### Instructions to follow
Check every line of the data below for the string "zoom", and copy the ones that hold it.

[Extracted entries]

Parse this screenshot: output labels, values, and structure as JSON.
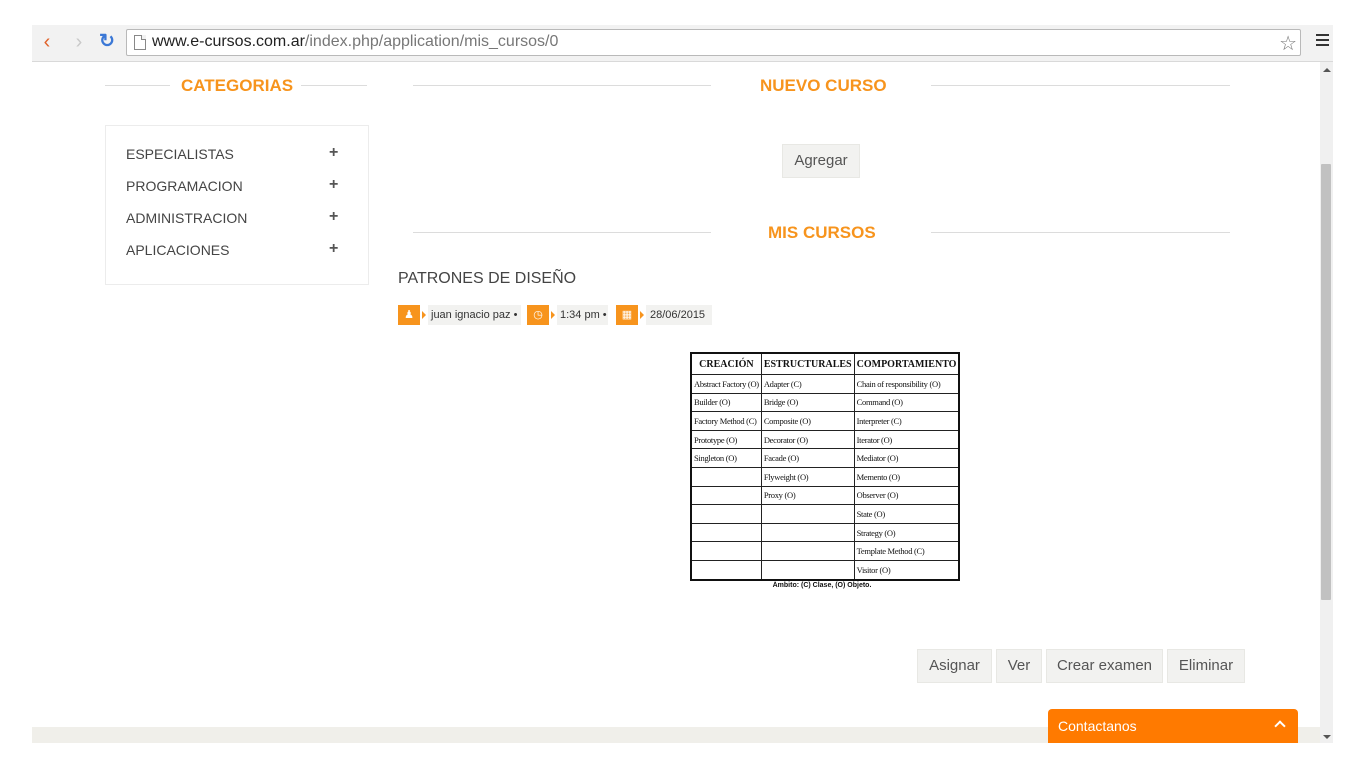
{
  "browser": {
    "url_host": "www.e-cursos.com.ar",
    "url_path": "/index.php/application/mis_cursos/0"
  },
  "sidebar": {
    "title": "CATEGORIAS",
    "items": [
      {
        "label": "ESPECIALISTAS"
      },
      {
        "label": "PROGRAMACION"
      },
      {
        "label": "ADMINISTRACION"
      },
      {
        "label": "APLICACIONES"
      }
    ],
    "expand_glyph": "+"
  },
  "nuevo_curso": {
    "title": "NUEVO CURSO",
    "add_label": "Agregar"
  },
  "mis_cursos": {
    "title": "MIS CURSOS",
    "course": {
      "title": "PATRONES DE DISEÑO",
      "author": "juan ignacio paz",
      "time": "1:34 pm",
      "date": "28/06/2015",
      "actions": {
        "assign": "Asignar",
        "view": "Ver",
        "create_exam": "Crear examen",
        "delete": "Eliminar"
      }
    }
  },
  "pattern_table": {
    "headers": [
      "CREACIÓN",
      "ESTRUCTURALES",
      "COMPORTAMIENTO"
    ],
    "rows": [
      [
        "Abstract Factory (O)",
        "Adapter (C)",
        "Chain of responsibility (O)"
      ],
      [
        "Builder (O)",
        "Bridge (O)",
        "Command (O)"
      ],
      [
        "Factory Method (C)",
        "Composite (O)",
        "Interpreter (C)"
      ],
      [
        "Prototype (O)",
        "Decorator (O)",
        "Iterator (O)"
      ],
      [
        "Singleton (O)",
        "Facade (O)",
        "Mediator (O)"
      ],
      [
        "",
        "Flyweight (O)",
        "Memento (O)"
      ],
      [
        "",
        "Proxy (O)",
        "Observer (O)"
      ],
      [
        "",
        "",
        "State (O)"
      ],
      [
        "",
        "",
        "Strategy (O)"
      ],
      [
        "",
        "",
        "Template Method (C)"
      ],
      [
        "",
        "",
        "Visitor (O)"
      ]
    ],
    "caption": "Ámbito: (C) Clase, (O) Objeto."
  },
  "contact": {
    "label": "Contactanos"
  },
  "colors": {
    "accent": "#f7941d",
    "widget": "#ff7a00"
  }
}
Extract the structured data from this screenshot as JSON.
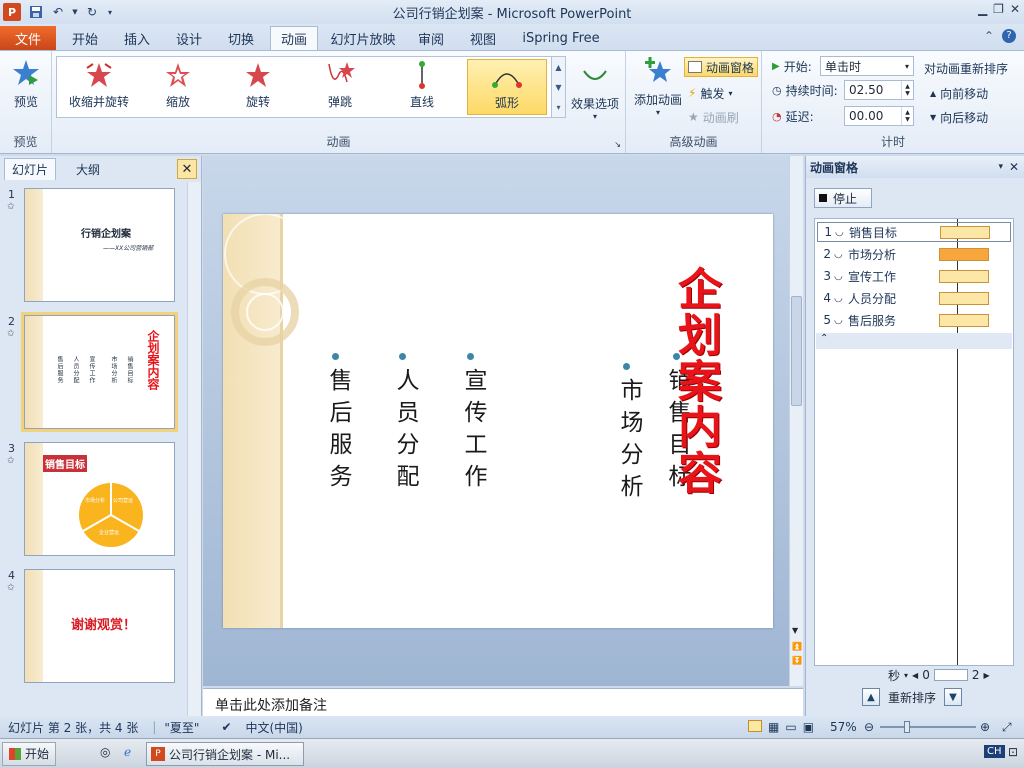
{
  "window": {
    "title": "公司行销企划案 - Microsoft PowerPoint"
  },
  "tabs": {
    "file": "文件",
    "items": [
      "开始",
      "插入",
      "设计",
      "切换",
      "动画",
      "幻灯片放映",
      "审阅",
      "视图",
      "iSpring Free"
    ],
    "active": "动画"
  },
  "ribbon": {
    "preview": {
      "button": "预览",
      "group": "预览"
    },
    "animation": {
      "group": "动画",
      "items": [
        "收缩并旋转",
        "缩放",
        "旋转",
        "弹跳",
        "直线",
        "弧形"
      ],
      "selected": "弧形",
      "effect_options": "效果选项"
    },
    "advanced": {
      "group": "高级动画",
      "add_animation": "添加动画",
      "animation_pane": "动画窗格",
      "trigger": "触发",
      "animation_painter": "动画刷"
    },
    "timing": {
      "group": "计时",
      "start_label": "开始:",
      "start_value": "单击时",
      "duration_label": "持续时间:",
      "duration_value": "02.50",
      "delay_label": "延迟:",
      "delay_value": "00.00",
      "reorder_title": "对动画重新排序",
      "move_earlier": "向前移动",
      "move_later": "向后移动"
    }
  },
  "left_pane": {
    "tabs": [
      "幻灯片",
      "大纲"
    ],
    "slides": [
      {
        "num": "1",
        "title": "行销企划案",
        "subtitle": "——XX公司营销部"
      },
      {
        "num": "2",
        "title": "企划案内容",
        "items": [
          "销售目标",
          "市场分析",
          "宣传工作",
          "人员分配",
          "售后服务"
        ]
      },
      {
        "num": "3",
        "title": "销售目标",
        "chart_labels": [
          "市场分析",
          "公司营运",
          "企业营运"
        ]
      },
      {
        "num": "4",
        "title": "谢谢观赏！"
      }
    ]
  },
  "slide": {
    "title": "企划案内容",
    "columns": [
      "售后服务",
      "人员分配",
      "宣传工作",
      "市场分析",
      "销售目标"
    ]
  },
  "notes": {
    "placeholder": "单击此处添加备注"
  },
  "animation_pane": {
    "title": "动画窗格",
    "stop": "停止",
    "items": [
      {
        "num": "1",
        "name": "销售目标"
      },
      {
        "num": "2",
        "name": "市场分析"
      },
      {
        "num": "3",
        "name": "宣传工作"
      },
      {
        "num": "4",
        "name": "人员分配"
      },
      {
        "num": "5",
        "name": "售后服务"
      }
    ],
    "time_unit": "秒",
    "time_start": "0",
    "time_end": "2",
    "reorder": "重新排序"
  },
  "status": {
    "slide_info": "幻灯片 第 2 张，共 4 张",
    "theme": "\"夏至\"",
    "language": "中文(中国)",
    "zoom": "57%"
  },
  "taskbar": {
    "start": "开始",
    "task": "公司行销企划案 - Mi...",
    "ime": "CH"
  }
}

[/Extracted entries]
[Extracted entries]

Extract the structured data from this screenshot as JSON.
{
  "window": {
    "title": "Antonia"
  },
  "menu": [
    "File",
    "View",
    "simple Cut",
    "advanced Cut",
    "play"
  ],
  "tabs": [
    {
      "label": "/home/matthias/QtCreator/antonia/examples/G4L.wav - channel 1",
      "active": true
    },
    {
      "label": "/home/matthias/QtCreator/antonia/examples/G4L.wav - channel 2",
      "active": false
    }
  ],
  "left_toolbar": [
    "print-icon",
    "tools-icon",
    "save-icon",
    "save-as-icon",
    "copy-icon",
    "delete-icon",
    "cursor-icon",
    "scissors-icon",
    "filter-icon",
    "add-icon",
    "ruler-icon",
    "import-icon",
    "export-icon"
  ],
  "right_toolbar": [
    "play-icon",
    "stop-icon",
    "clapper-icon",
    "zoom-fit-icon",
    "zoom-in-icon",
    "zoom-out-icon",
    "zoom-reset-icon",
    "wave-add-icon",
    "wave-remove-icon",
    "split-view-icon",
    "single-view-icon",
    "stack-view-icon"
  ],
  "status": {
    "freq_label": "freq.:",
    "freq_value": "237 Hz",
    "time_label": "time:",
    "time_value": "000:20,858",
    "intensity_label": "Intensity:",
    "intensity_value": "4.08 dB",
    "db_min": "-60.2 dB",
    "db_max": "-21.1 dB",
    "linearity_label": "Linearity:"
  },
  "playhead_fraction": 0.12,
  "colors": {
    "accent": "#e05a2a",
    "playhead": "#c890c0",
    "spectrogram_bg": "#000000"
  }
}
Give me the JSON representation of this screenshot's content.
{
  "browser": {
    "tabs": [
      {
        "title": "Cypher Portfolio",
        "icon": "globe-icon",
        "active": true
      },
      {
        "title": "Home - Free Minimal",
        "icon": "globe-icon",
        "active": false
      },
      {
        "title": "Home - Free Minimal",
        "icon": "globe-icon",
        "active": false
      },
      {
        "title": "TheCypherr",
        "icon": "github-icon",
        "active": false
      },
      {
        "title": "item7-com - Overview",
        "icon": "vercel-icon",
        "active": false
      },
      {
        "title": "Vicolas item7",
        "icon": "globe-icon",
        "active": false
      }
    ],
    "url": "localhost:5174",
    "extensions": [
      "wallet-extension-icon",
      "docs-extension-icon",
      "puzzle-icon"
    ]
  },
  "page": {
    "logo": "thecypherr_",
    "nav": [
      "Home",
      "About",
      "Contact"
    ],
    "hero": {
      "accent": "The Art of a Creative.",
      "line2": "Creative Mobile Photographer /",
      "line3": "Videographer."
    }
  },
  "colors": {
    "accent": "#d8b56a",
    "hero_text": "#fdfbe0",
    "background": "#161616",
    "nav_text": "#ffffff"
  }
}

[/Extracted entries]

### Result of the exercise
    "zoom": "57%"
    "zoom-fit-icon",
    "zoom-in-icon",
    "zoom-out-icon",
    "zoom-reset-icon",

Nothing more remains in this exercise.